# Listed entries
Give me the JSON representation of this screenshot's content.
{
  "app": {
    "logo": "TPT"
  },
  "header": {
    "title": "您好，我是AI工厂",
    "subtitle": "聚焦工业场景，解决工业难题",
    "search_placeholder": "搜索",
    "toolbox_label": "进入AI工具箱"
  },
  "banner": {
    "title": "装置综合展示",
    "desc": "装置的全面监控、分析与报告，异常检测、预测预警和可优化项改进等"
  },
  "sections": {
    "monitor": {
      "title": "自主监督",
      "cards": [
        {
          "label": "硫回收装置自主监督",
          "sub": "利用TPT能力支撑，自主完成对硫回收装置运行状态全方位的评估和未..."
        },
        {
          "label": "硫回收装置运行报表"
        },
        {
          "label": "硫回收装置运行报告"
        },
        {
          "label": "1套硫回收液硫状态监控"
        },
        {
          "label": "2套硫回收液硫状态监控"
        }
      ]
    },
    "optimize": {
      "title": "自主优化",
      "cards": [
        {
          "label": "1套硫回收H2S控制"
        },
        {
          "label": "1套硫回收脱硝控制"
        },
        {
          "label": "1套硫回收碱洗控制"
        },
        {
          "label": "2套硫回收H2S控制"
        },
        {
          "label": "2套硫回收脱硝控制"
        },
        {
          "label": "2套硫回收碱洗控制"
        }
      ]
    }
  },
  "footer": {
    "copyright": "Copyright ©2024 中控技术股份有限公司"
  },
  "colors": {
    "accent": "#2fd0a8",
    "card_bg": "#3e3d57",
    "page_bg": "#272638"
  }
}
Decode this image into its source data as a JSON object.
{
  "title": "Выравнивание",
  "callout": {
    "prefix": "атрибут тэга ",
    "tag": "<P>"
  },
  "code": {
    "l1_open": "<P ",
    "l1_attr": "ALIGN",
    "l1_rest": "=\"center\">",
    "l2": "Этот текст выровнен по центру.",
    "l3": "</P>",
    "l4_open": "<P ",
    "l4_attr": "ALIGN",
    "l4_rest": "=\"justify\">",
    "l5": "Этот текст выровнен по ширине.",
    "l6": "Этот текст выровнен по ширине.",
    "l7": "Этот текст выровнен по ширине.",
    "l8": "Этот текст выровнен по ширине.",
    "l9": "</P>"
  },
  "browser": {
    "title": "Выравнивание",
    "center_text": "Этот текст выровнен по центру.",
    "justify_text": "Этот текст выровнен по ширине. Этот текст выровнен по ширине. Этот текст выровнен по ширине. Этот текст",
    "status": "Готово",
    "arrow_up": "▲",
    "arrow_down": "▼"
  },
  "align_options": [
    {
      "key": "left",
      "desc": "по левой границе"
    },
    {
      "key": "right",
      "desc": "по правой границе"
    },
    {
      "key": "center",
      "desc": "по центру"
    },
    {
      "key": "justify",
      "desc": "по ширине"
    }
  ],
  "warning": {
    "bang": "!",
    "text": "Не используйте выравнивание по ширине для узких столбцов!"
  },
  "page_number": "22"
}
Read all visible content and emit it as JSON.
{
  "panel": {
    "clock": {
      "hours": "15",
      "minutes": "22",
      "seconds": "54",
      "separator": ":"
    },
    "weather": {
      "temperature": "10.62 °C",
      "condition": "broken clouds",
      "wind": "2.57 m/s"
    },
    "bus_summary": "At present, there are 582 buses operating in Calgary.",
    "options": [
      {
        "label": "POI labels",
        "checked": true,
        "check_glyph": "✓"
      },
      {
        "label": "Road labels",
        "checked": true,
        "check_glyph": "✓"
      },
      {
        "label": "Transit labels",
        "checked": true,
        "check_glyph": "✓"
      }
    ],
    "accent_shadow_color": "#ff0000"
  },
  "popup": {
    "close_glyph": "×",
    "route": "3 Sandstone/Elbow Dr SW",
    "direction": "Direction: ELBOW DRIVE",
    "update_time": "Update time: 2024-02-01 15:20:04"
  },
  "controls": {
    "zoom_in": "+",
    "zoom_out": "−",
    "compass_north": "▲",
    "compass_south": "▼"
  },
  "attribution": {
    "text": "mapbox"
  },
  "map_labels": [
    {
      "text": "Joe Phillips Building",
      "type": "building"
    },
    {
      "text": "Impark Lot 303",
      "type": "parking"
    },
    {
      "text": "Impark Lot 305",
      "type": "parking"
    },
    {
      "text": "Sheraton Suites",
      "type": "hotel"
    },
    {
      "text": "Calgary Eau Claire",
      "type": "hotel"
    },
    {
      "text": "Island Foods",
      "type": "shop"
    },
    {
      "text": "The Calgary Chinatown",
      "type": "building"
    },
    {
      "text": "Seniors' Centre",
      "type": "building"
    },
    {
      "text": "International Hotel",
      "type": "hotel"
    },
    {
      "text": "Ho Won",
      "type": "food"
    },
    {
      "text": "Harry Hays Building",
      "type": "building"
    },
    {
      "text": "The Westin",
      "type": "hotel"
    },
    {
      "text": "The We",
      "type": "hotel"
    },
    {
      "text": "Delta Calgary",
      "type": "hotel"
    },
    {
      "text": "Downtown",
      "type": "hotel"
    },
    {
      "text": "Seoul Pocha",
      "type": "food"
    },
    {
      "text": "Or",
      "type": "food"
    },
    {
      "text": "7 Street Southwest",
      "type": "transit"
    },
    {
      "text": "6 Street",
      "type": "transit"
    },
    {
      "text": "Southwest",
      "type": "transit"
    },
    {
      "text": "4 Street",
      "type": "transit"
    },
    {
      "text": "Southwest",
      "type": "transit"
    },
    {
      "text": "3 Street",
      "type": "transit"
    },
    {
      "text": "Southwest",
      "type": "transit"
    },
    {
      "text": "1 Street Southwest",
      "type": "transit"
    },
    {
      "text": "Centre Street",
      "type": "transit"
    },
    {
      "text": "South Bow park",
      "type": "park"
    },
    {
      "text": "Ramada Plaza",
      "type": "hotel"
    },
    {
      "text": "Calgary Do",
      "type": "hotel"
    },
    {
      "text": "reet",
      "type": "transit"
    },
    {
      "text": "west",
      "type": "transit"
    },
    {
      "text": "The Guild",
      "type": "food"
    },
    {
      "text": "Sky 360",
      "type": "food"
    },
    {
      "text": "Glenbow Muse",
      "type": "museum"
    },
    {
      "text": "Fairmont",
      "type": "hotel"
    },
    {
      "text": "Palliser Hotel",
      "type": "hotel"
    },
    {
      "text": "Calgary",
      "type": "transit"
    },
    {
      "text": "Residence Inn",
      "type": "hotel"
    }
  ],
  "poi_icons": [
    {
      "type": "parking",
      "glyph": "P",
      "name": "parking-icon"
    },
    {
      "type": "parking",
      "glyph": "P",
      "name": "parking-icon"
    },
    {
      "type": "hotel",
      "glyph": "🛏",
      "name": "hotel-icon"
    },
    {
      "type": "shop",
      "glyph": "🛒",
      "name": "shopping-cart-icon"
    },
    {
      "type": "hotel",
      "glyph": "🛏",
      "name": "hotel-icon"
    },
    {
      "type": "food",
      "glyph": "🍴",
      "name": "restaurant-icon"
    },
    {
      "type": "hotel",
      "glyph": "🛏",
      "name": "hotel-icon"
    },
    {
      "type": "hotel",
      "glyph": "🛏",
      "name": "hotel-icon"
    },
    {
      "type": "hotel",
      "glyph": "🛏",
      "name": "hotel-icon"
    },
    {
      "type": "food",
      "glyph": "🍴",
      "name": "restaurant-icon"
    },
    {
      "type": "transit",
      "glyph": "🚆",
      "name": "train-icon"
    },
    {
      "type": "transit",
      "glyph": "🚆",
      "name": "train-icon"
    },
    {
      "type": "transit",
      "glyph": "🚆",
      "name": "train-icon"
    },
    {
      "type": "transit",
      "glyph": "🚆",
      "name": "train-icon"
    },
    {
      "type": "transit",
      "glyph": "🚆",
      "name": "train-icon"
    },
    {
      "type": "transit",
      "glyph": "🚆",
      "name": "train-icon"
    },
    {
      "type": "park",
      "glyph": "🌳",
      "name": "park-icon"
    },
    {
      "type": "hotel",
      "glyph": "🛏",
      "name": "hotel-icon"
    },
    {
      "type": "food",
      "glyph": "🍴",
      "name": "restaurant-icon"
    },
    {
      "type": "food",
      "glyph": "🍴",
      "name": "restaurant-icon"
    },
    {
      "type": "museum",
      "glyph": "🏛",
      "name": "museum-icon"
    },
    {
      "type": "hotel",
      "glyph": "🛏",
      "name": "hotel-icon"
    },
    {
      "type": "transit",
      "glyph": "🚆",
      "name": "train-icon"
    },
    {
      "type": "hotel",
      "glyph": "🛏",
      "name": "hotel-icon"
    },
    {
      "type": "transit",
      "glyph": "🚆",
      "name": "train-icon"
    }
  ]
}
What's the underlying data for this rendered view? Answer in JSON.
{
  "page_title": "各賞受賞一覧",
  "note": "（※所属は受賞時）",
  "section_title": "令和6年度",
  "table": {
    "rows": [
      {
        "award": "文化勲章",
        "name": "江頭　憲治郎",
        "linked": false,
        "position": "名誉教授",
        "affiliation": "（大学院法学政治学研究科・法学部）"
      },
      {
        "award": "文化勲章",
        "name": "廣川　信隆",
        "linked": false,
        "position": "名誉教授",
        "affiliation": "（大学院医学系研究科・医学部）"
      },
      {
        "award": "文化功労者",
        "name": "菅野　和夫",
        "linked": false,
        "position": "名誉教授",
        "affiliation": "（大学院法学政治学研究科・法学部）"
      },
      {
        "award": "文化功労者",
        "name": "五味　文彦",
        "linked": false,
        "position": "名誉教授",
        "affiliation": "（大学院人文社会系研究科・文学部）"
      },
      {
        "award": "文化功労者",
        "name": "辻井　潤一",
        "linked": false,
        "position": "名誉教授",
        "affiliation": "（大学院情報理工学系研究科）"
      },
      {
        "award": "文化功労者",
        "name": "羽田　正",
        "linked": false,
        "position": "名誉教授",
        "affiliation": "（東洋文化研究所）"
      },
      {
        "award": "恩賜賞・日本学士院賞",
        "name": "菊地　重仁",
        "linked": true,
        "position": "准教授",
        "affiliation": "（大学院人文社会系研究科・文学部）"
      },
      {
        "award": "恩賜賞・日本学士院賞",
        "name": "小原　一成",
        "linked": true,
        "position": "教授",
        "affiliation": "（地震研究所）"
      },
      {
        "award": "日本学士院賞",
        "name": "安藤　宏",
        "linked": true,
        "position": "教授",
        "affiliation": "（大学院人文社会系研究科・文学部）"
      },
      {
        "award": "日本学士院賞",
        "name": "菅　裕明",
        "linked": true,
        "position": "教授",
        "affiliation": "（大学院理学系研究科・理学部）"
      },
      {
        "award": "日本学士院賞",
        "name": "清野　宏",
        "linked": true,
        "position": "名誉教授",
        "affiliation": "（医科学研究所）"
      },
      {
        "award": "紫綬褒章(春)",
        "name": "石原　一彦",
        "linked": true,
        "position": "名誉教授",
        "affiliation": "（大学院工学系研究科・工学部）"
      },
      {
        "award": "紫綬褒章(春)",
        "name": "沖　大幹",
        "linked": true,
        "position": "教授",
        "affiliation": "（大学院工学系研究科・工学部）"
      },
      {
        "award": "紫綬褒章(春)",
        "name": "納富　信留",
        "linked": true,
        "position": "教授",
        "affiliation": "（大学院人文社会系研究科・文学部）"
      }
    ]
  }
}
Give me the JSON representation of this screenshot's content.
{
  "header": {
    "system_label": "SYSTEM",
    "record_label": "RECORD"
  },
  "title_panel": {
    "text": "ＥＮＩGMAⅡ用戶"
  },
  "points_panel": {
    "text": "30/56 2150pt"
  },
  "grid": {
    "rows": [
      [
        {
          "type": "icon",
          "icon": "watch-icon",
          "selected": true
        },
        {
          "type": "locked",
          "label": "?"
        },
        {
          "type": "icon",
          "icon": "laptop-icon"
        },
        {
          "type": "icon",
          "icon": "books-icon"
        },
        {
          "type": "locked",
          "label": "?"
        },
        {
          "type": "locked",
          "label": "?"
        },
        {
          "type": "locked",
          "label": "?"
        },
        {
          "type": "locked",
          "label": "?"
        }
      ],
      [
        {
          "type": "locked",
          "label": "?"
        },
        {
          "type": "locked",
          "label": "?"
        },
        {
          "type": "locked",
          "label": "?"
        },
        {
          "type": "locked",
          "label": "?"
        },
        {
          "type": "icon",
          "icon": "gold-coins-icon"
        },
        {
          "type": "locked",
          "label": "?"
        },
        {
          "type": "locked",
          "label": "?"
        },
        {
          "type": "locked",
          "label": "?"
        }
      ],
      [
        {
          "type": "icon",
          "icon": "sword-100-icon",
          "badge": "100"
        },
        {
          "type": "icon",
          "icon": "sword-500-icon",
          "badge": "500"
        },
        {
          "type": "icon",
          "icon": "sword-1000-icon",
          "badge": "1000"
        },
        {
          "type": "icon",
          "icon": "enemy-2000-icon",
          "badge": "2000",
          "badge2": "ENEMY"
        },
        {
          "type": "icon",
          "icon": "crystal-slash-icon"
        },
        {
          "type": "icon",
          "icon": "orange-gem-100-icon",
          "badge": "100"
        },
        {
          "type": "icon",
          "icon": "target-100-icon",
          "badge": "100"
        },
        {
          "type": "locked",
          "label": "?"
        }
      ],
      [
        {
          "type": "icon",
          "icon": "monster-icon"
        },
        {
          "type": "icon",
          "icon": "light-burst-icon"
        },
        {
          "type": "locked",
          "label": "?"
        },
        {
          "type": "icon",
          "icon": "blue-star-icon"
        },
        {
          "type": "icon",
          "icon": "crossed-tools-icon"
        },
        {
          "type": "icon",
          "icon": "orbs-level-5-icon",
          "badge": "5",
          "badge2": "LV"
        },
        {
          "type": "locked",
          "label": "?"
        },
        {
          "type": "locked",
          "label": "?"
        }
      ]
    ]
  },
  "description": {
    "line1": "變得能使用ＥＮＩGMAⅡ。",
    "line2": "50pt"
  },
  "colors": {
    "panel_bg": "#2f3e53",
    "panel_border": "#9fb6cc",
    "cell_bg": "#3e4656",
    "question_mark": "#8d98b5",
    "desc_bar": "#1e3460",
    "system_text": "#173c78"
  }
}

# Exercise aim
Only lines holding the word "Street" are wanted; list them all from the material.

# Your solution
      "text": "7 Street Southwest",
      "text": "6 Street",
      "text": "4 Street",
      "text": "3 Street",
      "text": "1 Street Southwest",
      "text": "Centre Street",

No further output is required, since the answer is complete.